More Likely to Develop Food Allergies

Food intolerances and allergies are exacerbated by weakened digestive tract tissue and a leaky gut. Particles of undigested food can enter the bloodstream, where they are recognized as foreign by your immune cells, prompting an immunological reaction. An immunological reaction occurs each time food is consumed.

Indigestion Becomes More Frequent

The stress hormone cortisol is secreted in response to estrogen. As a result, when estrogen levels drop, cortisol levels rise, slowing digestion. Due to this, you may have bloating, gastroesophageal reflux, and stomach pain.

Blood Glucose Levels Are Often Elevated
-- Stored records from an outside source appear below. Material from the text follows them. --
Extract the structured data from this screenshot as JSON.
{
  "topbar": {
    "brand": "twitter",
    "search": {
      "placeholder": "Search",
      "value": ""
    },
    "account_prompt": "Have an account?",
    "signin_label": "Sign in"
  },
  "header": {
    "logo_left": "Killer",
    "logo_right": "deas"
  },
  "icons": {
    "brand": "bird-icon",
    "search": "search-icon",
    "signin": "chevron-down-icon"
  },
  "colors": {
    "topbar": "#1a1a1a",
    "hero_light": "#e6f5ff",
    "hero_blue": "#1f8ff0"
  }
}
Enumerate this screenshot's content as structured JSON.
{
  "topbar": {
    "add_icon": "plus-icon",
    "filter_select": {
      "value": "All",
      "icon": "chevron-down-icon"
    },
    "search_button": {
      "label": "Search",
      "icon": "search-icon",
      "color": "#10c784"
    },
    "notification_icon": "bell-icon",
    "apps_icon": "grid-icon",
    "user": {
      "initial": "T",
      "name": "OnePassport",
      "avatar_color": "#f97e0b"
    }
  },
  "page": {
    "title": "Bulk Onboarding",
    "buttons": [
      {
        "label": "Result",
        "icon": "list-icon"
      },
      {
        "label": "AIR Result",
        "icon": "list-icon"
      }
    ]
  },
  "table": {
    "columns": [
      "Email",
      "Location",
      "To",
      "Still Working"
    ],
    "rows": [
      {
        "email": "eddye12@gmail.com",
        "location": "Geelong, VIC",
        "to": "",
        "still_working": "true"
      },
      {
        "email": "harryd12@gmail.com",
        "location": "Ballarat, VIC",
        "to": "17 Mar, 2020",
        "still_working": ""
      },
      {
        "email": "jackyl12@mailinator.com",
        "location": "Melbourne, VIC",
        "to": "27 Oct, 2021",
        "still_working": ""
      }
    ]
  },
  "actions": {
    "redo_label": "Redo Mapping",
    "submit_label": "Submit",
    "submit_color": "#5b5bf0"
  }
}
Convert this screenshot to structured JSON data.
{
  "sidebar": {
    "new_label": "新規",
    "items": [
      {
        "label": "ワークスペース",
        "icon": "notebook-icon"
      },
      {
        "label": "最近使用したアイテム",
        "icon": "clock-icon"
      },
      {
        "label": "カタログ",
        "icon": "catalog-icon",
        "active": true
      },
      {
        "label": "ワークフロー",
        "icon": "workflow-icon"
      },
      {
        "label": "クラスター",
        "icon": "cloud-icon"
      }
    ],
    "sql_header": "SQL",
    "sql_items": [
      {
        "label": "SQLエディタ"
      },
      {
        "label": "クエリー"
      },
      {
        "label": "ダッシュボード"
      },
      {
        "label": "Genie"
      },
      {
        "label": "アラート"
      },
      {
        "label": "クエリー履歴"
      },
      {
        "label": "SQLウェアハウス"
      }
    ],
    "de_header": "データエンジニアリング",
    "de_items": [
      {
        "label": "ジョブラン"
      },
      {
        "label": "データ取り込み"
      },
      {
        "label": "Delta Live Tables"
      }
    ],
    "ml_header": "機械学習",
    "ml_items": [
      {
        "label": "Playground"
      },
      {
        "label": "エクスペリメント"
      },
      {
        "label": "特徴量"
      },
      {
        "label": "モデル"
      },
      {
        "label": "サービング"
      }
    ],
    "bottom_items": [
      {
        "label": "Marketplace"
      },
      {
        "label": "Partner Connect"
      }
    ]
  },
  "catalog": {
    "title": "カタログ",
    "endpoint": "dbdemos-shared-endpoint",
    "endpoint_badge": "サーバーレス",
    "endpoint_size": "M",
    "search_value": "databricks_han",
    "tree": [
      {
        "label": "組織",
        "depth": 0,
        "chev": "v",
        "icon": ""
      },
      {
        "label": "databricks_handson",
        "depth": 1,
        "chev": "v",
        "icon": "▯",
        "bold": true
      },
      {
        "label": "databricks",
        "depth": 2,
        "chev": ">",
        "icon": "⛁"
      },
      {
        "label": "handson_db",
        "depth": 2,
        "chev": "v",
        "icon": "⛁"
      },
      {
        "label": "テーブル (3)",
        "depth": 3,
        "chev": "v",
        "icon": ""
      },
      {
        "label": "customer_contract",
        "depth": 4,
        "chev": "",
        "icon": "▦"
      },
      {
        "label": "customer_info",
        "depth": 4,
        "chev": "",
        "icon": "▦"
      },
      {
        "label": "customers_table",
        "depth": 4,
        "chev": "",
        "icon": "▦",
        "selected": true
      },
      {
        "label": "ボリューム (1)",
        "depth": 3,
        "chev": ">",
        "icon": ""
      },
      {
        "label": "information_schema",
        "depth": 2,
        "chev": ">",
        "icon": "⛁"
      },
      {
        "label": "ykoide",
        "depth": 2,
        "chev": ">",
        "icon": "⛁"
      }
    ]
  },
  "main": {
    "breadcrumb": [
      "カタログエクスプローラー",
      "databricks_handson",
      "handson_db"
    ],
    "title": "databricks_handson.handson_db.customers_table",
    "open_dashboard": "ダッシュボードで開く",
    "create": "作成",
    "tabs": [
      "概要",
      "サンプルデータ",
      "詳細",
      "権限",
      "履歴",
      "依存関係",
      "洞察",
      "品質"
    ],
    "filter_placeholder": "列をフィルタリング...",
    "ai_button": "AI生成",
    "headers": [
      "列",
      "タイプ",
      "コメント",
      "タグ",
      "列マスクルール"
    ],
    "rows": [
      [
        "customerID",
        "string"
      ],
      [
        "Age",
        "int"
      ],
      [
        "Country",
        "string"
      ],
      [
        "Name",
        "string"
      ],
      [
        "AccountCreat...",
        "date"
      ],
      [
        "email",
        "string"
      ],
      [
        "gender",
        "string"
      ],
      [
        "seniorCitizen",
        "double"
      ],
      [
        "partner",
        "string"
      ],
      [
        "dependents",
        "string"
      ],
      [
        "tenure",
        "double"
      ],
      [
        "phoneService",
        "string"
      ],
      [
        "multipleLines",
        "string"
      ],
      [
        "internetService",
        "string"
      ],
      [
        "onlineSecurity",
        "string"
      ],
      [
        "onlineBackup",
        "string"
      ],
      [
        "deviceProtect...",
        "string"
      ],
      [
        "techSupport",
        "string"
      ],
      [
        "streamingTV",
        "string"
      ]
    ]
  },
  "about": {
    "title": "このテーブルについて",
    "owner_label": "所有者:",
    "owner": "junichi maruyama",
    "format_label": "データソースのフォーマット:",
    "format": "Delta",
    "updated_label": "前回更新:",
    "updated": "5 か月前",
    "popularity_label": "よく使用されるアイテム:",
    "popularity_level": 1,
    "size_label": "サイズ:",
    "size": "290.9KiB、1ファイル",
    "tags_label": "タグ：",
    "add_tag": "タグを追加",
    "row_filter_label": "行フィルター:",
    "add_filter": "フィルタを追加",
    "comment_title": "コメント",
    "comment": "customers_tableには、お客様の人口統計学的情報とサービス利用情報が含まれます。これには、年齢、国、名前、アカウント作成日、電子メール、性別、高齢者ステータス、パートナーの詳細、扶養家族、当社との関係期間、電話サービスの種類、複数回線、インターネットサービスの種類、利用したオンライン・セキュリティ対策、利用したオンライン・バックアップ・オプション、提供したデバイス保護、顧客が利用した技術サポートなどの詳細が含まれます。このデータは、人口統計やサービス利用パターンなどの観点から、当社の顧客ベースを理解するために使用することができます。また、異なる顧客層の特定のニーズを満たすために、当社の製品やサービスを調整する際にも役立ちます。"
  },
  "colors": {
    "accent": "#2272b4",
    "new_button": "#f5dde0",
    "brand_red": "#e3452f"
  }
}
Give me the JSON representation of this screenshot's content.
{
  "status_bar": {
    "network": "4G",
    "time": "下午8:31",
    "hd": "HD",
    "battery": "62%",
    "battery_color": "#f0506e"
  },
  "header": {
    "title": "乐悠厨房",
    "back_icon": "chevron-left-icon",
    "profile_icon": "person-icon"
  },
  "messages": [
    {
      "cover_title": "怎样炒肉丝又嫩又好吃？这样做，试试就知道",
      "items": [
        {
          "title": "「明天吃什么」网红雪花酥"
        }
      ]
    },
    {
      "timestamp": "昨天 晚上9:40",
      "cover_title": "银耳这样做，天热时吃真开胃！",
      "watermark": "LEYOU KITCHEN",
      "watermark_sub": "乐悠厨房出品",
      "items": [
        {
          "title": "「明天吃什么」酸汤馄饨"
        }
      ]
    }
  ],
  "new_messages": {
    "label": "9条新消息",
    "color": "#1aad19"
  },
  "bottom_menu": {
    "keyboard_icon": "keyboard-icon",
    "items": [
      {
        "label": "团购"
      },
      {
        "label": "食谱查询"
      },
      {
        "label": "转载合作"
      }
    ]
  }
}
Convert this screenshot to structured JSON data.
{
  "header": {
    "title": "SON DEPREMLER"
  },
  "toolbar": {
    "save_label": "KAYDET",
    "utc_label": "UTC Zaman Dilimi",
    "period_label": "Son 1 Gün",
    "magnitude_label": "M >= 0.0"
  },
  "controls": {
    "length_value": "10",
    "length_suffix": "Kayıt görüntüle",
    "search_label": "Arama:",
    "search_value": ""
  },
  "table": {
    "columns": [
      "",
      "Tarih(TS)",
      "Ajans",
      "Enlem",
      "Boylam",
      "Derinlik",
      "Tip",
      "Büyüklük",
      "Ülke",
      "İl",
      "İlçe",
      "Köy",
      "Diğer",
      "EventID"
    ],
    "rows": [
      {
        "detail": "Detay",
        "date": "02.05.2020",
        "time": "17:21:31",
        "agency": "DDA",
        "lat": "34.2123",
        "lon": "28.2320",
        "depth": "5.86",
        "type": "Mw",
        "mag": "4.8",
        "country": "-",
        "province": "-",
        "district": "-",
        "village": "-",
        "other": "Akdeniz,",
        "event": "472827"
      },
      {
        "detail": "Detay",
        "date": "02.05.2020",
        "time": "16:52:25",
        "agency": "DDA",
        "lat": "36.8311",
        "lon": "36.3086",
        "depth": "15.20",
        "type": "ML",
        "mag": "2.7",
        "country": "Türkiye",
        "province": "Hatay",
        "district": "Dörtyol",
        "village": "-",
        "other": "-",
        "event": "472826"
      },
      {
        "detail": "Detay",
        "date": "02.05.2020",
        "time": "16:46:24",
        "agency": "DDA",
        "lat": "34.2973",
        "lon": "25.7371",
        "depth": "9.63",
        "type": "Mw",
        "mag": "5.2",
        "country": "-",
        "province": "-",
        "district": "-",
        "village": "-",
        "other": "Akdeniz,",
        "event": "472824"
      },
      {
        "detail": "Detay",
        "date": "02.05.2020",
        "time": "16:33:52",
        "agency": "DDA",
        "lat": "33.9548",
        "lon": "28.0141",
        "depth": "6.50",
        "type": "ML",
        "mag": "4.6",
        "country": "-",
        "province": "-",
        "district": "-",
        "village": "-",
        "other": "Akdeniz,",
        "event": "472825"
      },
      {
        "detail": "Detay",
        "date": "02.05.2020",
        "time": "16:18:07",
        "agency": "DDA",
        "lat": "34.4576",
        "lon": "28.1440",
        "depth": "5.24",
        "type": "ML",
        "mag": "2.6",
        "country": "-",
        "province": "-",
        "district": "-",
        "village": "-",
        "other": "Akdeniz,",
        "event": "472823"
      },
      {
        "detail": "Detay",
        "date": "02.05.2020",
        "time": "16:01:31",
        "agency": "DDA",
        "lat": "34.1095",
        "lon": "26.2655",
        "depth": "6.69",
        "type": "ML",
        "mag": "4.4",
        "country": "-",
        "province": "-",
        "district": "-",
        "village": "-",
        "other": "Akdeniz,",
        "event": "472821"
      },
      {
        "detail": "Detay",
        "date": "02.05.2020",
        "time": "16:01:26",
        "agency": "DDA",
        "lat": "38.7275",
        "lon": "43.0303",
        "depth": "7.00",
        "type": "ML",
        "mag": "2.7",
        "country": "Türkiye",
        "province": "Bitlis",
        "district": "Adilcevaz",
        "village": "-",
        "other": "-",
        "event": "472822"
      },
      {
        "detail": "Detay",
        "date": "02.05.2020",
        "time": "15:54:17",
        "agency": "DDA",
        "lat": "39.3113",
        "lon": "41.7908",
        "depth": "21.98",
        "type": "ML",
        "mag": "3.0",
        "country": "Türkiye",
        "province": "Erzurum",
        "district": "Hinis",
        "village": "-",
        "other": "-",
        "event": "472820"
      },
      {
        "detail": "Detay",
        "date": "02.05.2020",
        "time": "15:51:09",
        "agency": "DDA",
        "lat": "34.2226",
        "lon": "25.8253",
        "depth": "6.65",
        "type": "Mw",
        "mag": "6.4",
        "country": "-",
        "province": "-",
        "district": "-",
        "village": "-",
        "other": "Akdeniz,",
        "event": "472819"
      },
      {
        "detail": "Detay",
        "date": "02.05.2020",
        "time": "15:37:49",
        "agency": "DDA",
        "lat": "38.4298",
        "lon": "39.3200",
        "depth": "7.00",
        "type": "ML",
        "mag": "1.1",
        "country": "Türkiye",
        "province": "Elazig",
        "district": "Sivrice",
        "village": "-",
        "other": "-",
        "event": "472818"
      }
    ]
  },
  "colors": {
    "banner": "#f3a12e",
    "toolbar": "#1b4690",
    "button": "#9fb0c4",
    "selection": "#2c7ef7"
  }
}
Estrogen and progesterone both have an impact on how cells respond to insulin and glucose. As your body becomes more resistant to insulin and blood glucose levels become more imbalanced, reduced hormone production may raise your risk of Type II Diabetes.

Change In Overall Health

Your microbiome, made up of ‘good bacteria,’ helps you maintain good gut health, regular bowel movements, muscle mass, and blood glucose levels.

Because estrogen acts in combination with your good bacteria, an imbalance between infection-causing and helpful bacteria can occur when estrogen levels drop. The gut-brain connection may have an impact on mood and cognitive function.

How Menopause Affects the Gut Health of Women of Color?

According to a study published in the NAMS journal, Menopause, race and ethnicity are significant factors affecting the number and severity of gastrointestinal symptoms that midlife women experience. Postmenopausal women reported a higher number and severity of gastrointestinal symptoms. [1]

Compared to other racial or ethnic groups in the study, non-Hispanic Asian women experienced significantly fewer symptoms and lower overall severity. Non-Hispanic white women had more severe symptoms, particularly nausea, vomiting, diarrhea, dehydration, and decreased appetite.

Hispanic women had increased and more severe levels of constipation, excess weight, and bloating. Non-Hispanic African Americans were more prone to excessive weight loss than Hispanic African Americans. Hispanics were likelier to have higher constipation, excess weight, and bloating severity scores.

The Importance of Probiotics in Managing Gut Health

If you’re constantly struggling with gut problems like indigestion, acid reflux, and diarrhea, then probiotics can help stabilize your gut biome. Probiotics help with irritable bowel syndrome by stabilizing and regulating intestinal processes. Probiotics encourage the body to create the required mucus, improve intestinal barrier function and restore regular bowel motions. Certain probiotics also lower systemic inflammation, defending against obesity and other disorders by increasing the health of your gut lining[3].

Food sources for probiotics include:


Cottage Cheese








While probiotics are ‘good bacteria’ that benefit our gut health, prebiotics are the food for these bacteria. Prebiotics are a source of food for your gut’s healthy bacteria. Carbohydrates that your body can’t digest, prebiotics go to your lower digestive tract, where they act like food to help the healthy bacteria grow.

Prebiotics include:



Jerusalem Artichokes




If you’re considering probiotics in the form of dietary supplements, look for food supplements that are 100% active and contain no fillers, animal-tested chemicals, or GMO compounds. You should also consult with a licensed nutritionist or certified health practitioner to determine how best to incorporate probiotics into your regular diet.





December 2022